- Select the cell that contains the negative number you wish to round off.
- Create a formula using the
**ROUND**function and specify the number of digits as a negative integer. For example:`=ROUND(cell_number,digits)`

- Press Enter to generate the result.

One may encounter issues when working with multiple formulas in Excel, especially when combining positive and negative numbers. However, by understanding how to use the **ROUND** function with negative integers, this issue can be resolved efficiently.

It’s important to note that rounding off may sometimes lead to inaccurate results, and it may be better to keep extra decimal places if precision is crucial. Additionally, one should always understand why they are using certain formulas and whether they are appropriate for their specific task in Excel.

## Five Facts About Returning Least-Significant Digits in Excel:

**✅ The function to return the least-significant digits in Excel is called RIGHT.***(Source: Microsoft Excel Support)***✅ By default, RIGHT returns one character from the right-hand side of a string.***(Source: Excel Easy)***✅ RIGHT can be combined with other functions, such as LEN and CONCATENATE, to manipulate text data in Excel.***(Source: Ablebits)***✅ To return more than one character from the right of a string, you can specify the number of characters as an argument in the RIGHT function.***(Source: Excel Campus)***✅ The syntax for using RIGHT in Excel is =RIGHT(text, [num_chars]).***(Source: ExcelJet)*

## FAQs about Returning Least-Significant Digits In Excel

### What is meant by returning least-significant digits in Excel?

Returning least-significant digits in Excel means extracting the rightmost digits of a number. For example, if we have the number “123456”, returning the least-significant 3 digits would give us “456”.

### How can I return the least-significant digits of a number in Excel?

You can use the RIGHT function in Excel to extract the least-significant digits of a number. The syntax is as follows: RIGHT(cell_reference, number_of_digits). For example, RIGHT(A1, 3) will return the least-significant 3 digits of the number in cell A1.

### Can I return the least-significant digits of multiple numbers at once in Excel?

Yes, you can use the RIGHT function with an array formula to return the least-significant digits of multiple numbers at once. For example, if you have a range of numbers in cells A1:A5 and want to return the least-significant 3 digits, you can use the following formula: =RIGHT(A1:A5,3).

### Can I change the number of least-significant digits returned in Excel?

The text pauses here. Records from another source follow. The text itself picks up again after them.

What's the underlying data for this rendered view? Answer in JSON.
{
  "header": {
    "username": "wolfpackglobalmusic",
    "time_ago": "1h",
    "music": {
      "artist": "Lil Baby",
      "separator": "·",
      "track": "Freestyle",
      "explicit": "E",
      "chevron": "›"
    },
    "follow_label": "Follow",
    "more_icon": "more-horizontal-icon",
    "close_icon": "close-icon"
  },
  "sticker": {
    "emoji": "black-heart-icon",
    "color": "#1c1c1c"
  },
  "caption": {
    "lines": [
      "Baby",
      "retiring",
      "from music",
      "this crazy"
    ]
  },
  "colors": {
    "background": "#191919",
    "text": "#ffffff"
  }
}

Yes, you can change the number of least-significant digits returned by adjusting the second argument in the RIGHT function. For example, to return the least-significant 4 digits instead of 3, you would change RIGHT(A1, 3) to RIGHT(A1, 4).

### What happens if I try to return more digits than are available in Excel?

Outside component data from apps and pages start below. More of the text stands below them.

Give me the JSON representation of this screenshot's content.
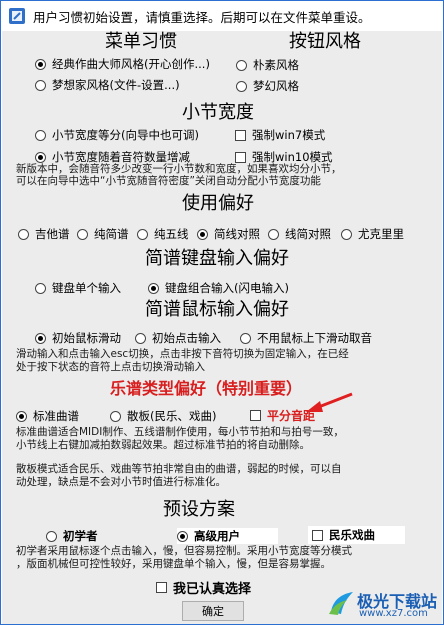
{
  "window": {
    "title": "用户习惯初始设置，请慎重选择。后期可以在文件菜单重设。"
  },
  "sections": {
    "menu_habit": {
      "heading": "菜单习惯",
      "options": [
        "经典作曲大师风格(开心创作...)",
        "梦想家风格(文件-设置...)"
      ],
      "selected": 0
    },
    "button_style": {
      "heading": "按钮风格",
      "options": [
        "朴素风格",
        "梦幻风格"
      ],
      "selected": -1
    },
    "measure_width": {
      "heading": "小节宽度",
      "options": [
        "小节宽度等分(向导中也可调)",
        "小节宽度随着音符数量增减"
      ],
      "selected": 1,
      "checks": [
        "强制win7模式",
        "强制win10模式"
      ],
      "note": [
        "新版本中，会随音符多少改变一行小节数和宽度，如果喜欢均分小节，",
        "可以在向导中选中“小节宽随音符密度”关闭自动分配小节宽度功能"
      ]
    },
    "usage": {
      "heading": "使用偏好",
      "options": [
        "吉他谱",
        "纯简谱",
        "纯五线",
        "简线对照",
        "线简对照",
        "尤克里里"
      ],
      "selected": 3
    },
    "keyboard_input": {
      "heading": "简谱键盘输入偏好",
      "options": [
        "键盘单个输入",
        "键盘组合输入(闪电输入)"
      ],
      "selected": 1
    },
    "mouse_input": {
      "heading": "简谱鼠标输入偏好",
      "options": [
        "初始鼠标滑动",
        "初始点击输入",
        "不用鼠标上下滑动取音"
      ],
      "selected": 0,
      "note": [
        "滑动输入和点击输入esc切换，点击非按下音符切换为固定输入，在已经",
        "处于按下状态的音符上点击切换滑动输入"
      ]
    },
    "score_type": {
      "heading": "乐谱类型偏好（特别重要）",
      "options": [
        "标准曲谱",
        "散板(民乐、戏曲)"
      ],
      "selected": 0,
      "check": "平分音距",
      "note1": [
        "标准曲谱适合MIDI制作、五线谱制作使用，每小节节拍和与拍号一致，",
        "小节线上右键加减拍数弱起效果。超过标准节拍的将自动删除。"
      ],
      "note2": [
        "散板模式适合民乐、戏曲等节拍非常自由的曲谱，弱起的时候，可以自",
        "动处理，缺点是不会对小节时值进行标准化。"
      ]
    },
    "preset": {
      "heading": "预设方案",
      "options": [
        "初学者",
        "高级用户",
        "民乐戏曲"
      ],
      "selected": 1,
      "note": [
        "初学者采用鼠标逐个点击输入，慢，但容易控制。采用小节宽度等分模式",
        "，版面机械但可控性较好，采用键盘单个输入，慢，但是容易掌握。"
      ]
    }
  },
  "confirm_check": "我已认真选择",
  "ok_button": "确定",
  "watermark": {
    "text": "极光下载站",
    "url": "www.xz7.com"
  },
  "colors": {
    "accent_red": "#d81e1e",
    "window_border": "#2b6fd1",
    "client_bg": "#ececec"
  }
}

If you try to return more digits than are available in the number, Excel will simply return the entire number. For example, if you try to return the least-significant 10 digits of the number “123”, Excel will return “123”.

### Can I use the LEFT function to return the least-significant digits in Excel?

No, the LEFT function returns the leftmost digits of a number, not the least-significant digits. To return the least-significant digits, use the RIGHT function.